Cost may not be key for Amazon’s Desktop as a Service (DaaS)

Amazon has a history of big-footing into markets when it is ready to impose lower price points and create concomitant, increased demand in a sector. Thus, with the introduction of its WorkSpaces cloud-based, desktop virtualization service last month, Amazon Web Services has increased interest in DaaS offerings. As with many Software-as-a-Service (SaaS) products, however, it is the adaptability of a new technology delivery model, rather than cost savings, that may drive adoption in the market.

Other vendors have been cultivating DaaS. Dell has been expanding on its original desktop virtualization services for nearly three years, although its offering has gained limited traction to date. VMware was an early provider in the market that increased its commitment this fall by acquiring Desktone, a multitenant DaaS partner. AWS itself had previously partnered with Citrix in supporting its Xendesktop virtualization solution.

A beachhead for more SaaS offerings this week has a post from an AWS partner extolling the broader potential for AWS WorkSpaces. From this perspective, WorkSpaces becomes, if not quite a Trojan horse entree for AWS SaaS providers to provision and support their services directly in customer accounts, at least a beachhead by which support for additional SaaS applications becomes more feasible.

In turn, more DaaS demand

In this scenario, WorkSpaces becomes not just a springboard for more AWS-based vendors and products—the pull of those AWS-based products reinforces demand for the adoption of WorkSpaces as well. Thus, whether or not AWS bends the cost curve for DaaS, it can add value by integrating with and easing the delivery of AWS-based SaaS solutions. Amazon’s consumer-level marketing capabilities and brand power may also factor in the firm’s potential to impose DaaS on the SMB market, especially; but similar dynamics can be expected with DaaS for other SaaS platforms.

Questions on pricing

AWS has positioned WorkSpaces as halving the traditional cost for DaaS. Others aren’t so convinced: Forbes’ Gene Marks uses the experience of his own small business to challenge the claim. Actual 2014 deals will have to be watched to determine how much of a factor Amazon’s entry is on the direction of pricing in the market. But management, agility, and additional application support may prove greater factors in considering a virtual desktop deployment. This has already been the experience with many SaaS deployments in complex environments—where new capabilities and flexibility, rather than cost savings, are the benefits actually realized.

Changing dynamics and the ‘personal cloud’

Finally, as Jonathan Feldman points out in, the advent of server-independent remote storage presents another dynamic by which personal—and hence business—computing may take a twist in 2014. With Western Digital’s concept of the ‘personal cloud’, end users and organizations may have another, non-public cloud, means of providing remote data backup.
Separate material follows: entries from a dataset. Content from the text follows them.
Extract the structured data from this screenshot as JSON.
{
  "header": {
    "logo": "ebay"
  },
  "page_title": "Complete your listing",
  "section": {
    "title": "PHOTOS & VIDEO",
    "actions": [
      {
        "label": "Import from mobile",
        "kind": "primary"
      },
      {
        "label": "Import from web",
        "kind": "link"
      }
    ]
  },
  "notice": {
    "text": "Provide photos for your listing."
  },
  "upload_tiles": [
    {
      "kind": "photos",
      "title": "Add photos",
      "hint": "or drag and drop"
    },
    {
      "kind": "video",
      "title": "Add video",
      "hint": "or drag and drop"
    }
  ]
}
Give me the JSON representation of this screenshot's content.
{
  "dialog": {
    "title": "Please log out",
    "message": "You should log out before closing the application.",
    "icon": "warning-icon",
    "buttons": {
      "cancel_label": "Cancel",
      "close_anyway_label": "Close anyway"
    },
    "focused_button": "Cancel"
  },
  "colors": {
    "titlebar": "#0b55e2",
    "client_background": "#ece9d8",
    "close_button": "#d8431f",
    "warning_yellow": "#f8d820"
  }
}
Will this technology become significant for end-user configurations? And if so, will it begin to form a departmental counterweight to the potential loss of local control with centrally-managed desktop virtualization?
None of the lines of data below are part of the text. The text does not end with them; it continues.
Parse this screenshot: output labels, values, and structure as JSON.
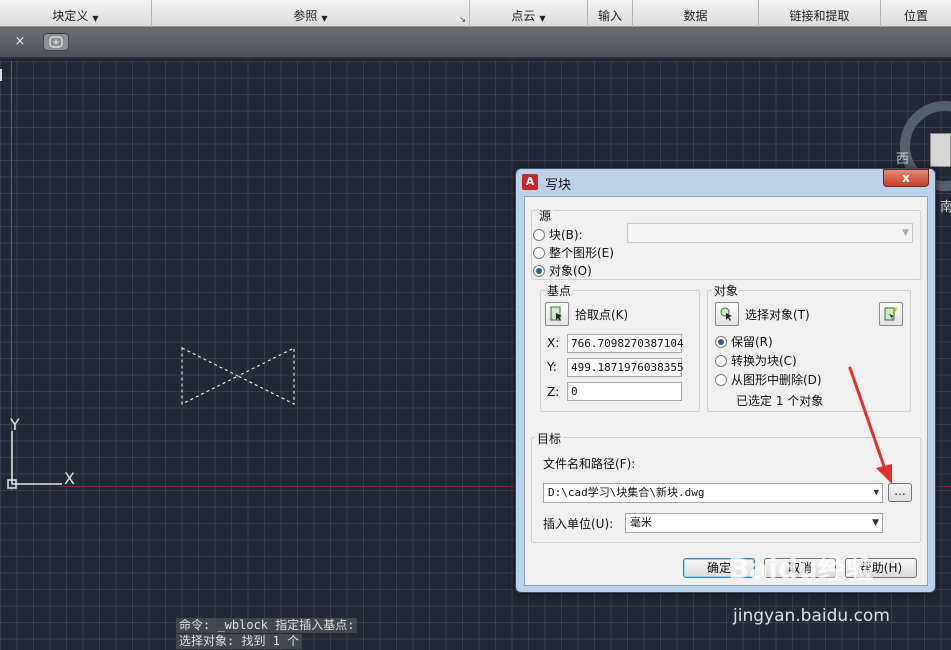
{
  "ribbon": {
    "panels": [
      {
        "label": "块定义",
        "has_dropdown": true
      },
      {
        "label": "参照",
        "has_dropdown": true
      },
      {
        "label": "点云",
        "has_dropdown": true
      },
      {
        "label": "输入",
        "has_dropdown": false
      },
      {
        "label": "数据",
        "has_dropdown": false
      },
      {
        "label": "链接和提取",
        "has_dropdown": false
      },
      {
        "label": "位置",
        "has_dropdown": false
      }
    ]
  },
  "tabs": {
    "close_glyph": "×",
    "new_tab_icon": "new-tab-icon"
  },
  "viewcube": {
    "west": "西",
    "south_edge": "南"
  },
  "ucs": {
    "y_label": "Y",
    "x_label": "X"
  },
  "command_line": {
    "line1": "命令: _wblock 指定插入基点:",
    "line2": "选择对象: 找到 1 个"
  },
  "dialog": {
    "title": "写块",
    "close_glyph": "x",
    "source": {
      "legend": "源",
      "block_label": "块(B):",
      "whole_drawing_label": "整个图形(E)",
      "objects_label": "对象(O)",
      "selected": "objects",
      "block_value": ""
    },
    "base_point": {
      "legend": "基点",
      "pick_label": "拾取点(K)",
      "x_label": "X:",
      "y_label": "Y:",
      "z_label": "Z:",
      "x_value": "766.7098270387104",
      "y_value": "499.1871976038355",
      "z_value": "0"
    },
    "objects": {
      "legend": "对象",
      "select_label": "选择对象(T)",
      "retain_label": "保留(R)",
      "convert_label": "转换为块(C)",
      "delete_label": "从图形中删除(D)",
      "selected_option": "retain",
      "status": "已选定 1 个对象"
    },
    "destination": {
      "legend": "目标",
      "path_label": "文件名和路径(F):",
      "path_value": "D:\\cad学习\\块集合\\新块.dwg",
      "browse_label": "...",
      "units_label": "插入单位(U):",
      "units_value": "毫米"
    },
    "buttons": {
      "ok": "确定",
      "cancel": "取消",
      "help": "帮助(H)"
    }
  },
  "watermark": {
    "brand": "Baidu经验",
    "url": "jingyan.baidu.com"
  },
  "colors": {
    "canvas": "#222834",
    "arrow": "#e5302a",
    "radio_accent": "#1f5fb0"
  }
}
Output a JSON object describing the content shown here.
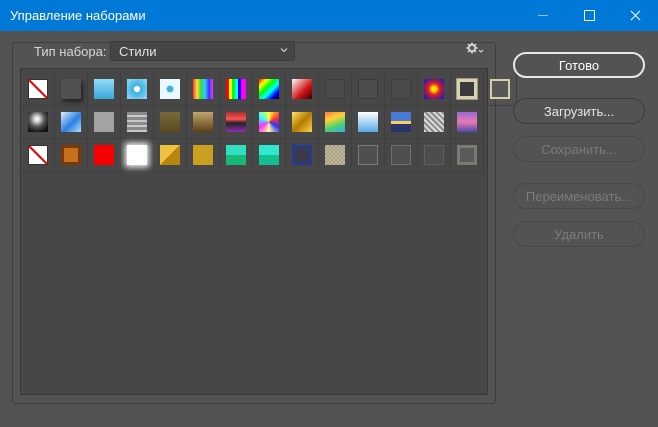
{
  "window": {
    "title": "Управление наборами"
  },
  "set_type": {
    "label": "Тип набора:",
    "value": "Стили"
  },
  "buttons": {
    "done": "Готово",
    "load": "Загрузить...",
    "save": "Сохранить...",
    "rename": "Переименовать...",
    "delete": "Удалить"
  },
  "icons": {
    "gear": "gear-icon",
    "dropdown": "chevron-down-icon",
    "minimize": "minimize-icon",
    "maximize": "maximize-icon",
    "close": "close-icon"
  },
  "colors": {
    "titlebar": "#0078d7",
    "panel": "#535353"
  },
  "styles_grid": {
    "rows": [
      [
        "none",
        "drop-shadow-gray",
        "blue-gradient",
        "blue-dot",
        "blue-dot-light",
        "rainbow-vertical",
        "rainbow-bars",
        "spectrum",
        "red-fade",
        "dark-square",
        "dark-square-2",
        "dark-square-3",
        "purple-orange",
        "yellow-radial",
        "beige-frame"
      ],
      [
        "chrome-ball",
        "blue-glass",
        "gray-flat",
        "metal-text",
        "olive-brown",
        "brown-gradient",
        "red-stripes",
        "noise-color",
        "gold-sheen",
        "rainbow-diagonal",
        "sky-gradient",
        "sunset-horizon",
        "engraved-frame",
        "purple-stripes"
      ],
      [
        "none",
        "copper-frame",
        "red-solid",
        "white-glow",
        "gold-envelope",
        "gold-flat",
        "teal-envelope",
        "teal-envelope-2",
        "navy-frame",
        "stone-texture",
        "outline-square",
        "outline-square-2",
        "outline-square-3",
        "inset-square"
      ]
    ]
  }
}
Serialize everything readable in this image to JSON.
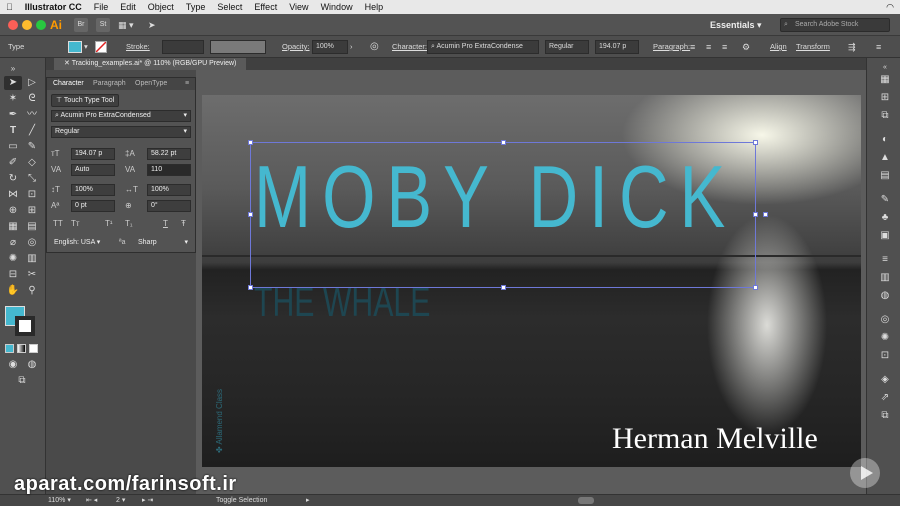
{
  "menubar": {
    "app": "Illustrator CC",
    "items": [
      "File",
      "Edit",
      "Object",
      "Type",
      "Select",
      "Effect",
      "View",
      "Window",
      "Help"
    ]
  },
  "appbar": {
    "logo": "Ai",
    "br": "Br",
    "st": "St",
    "workspace": "Essentials",
    "stock_placeholder": "Search Adobe Stock"
  },
  "control": {
    "type_label": "Type",
    "stroke_label": "Stroke:",
    "opacity_label": "Opacity:",
    "opacity_value": "100%",
    "character_label": "Character:",
    "font": "Acumin Pro ExtraCondense",
    "style": "Regular",
    "size": "194.07 p",
    "paragraph_label": "Paragraph:",
    "align_label": "Align",
    "transform_label": "Transform"
  },
  "doc": {
    "tab_title": "Tracking_examples.ai* @ 110% (RGB/GPU Preview)"
  },
  "character_panel": {
    "tabs": [
      "Character",
      "Paragraph",
      "OpenType"
    ],
    "touch_tool": "Touch Type Tool",
    "font": "Acumin Pro ExtraCondensed",
    "style": "Regular",
    "size": "194.07 p",
    "leading": "58.22 pt",
    "kerning": "Auto",
    "tracking": "110",
    "vscale": "100%",
    "hscale": "100%",
    "baseline": "0 pt",
    "rotation": "0°",
    "language": "English: USA",
    "aa_label": "ªa",
    "antialias": "Sharp",
    "tt_buttons": [
      "TT",
      "Tт",
      "T¹",
      "T₁",
      "T",
      "Ŧ"
    ]
  },
  "artwork": {
    "title": "MOBY DICK",
    "subtitle": "THE WHALE",
    "author": "Herman Melville",
    "logo_text": "Allamend Classics",
    "title_color": "#45b8cf",
    "subtitle_color": "#1d4a56"
  },
  "status": {
    "zoom": "110%",
    "page": "2",
    "toggle": "Toggle Selection"
  },
  "watermark": "aparat.com/farinsoft.ir",
  "colors": {
    "fill": "#45b8cf"
  }
}
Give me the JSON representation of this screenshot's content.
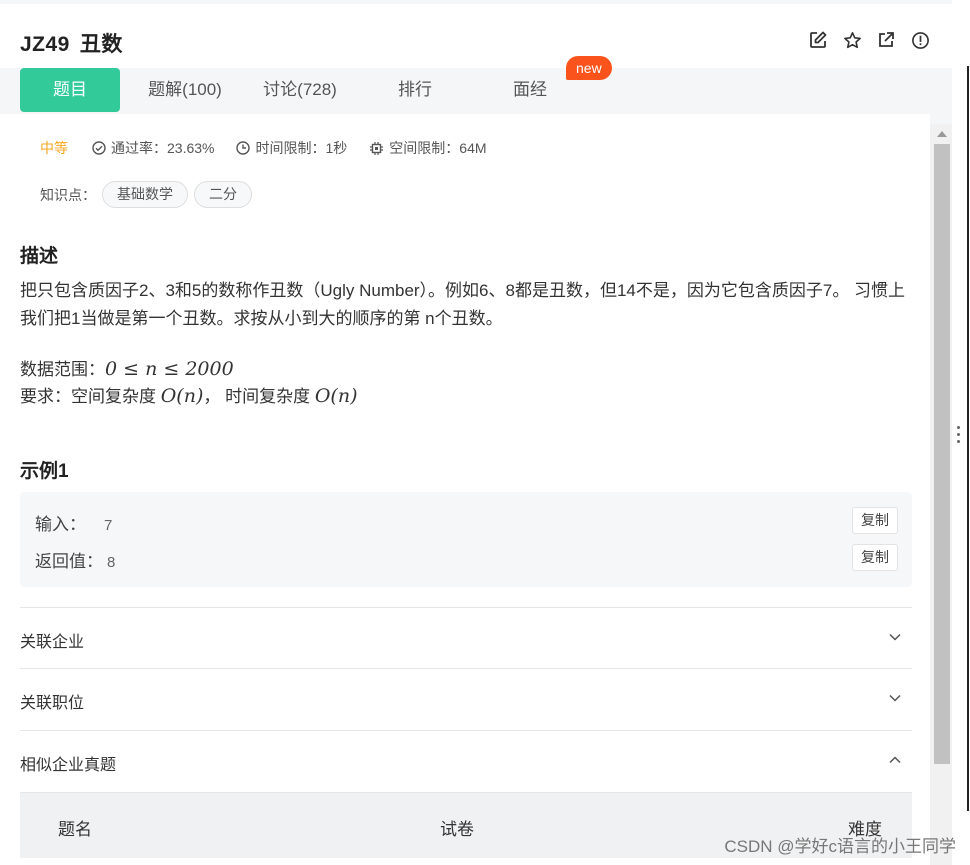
{
  "header": {
    "code": "JZ49",
    "name": "丑数",
    "icons": [
      "edit-icon",
      "star-icon",
      "external-link-icon",
      "info-icon"
    ]
  },
  "tabs": [
    {
      "label": "题目",
      "active": true
    },
    {
      "label": "题解(100)",
      "active": false
    },
    {
      "label": "讨论(728)",
      "active": false
    },
    {
      "label": "排行",
      "active": false
    },
    {
      "label": "面经",
      "active": false
    }
  ],
  "new_badge": "new",
  "meta": {
    "difficulty": "中等",
    "pass_rate": "通过率：23.63%",
    "time_limit": "时间限制：1秒",
    "space_limit": "空间限制：64M"
  },
  "knowledge": {
    "label": "知识点：",
    "tags": [
      "基础数学",
      "二分"
    ]
  },
  "description": {
    "heading": "描述",
    "text": "把只包含质因子2、3和5的数称作丑数（Ugly Number）。例如6、8都是丑数，但14不是，因为它包含质因子7。 习惯上我们把1当做是第一个丑数。求按从小到大的顺序的第 n个丑数。",
    "range_label": "数据范围：",
    "range_math": "0 ≤ n ≤ 2000",
    "req_label": "要求：空间复杂度",
    "req_space": "O(n)",
    "req_sep": "，  时间复杂度",
    "req_time": "O(n)"
  },
  "example": {
    "heading": "示例1",
    "input_label": "输入：",
    "input_value": "7",
    "output_label": "返回值：",
    "output_value": "8",
    "copy_label": "复制"
  },
  "accordions": [
    {
      "label": "关联企业",
      "expanded": false
    },
    {
      "label": "关联职位",
      "expanded": false
    },
    {
      "label": "相似企业真题",
      "expanded": true
    }
  ],
  "table": {
    "columns": [
      "题名",
      "试卷",
      "难度"
    ]
  },
  "watermark": "CSDN @学好c语言的小王同学",
  "colors": {
    "accent": "#32ca99",
    "badge": "#fa541c",
    "difficulty": "#f5a623"
  }
}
The rise of tablets and mobility have been the news in personal and desktop computing for several years; while virtualization has washed through the data center, enabled SaaS, and begun to impact networking. With the AWS announcement, attention may turn to the virtual desktop and its implications as a factor in more end-user computing environments.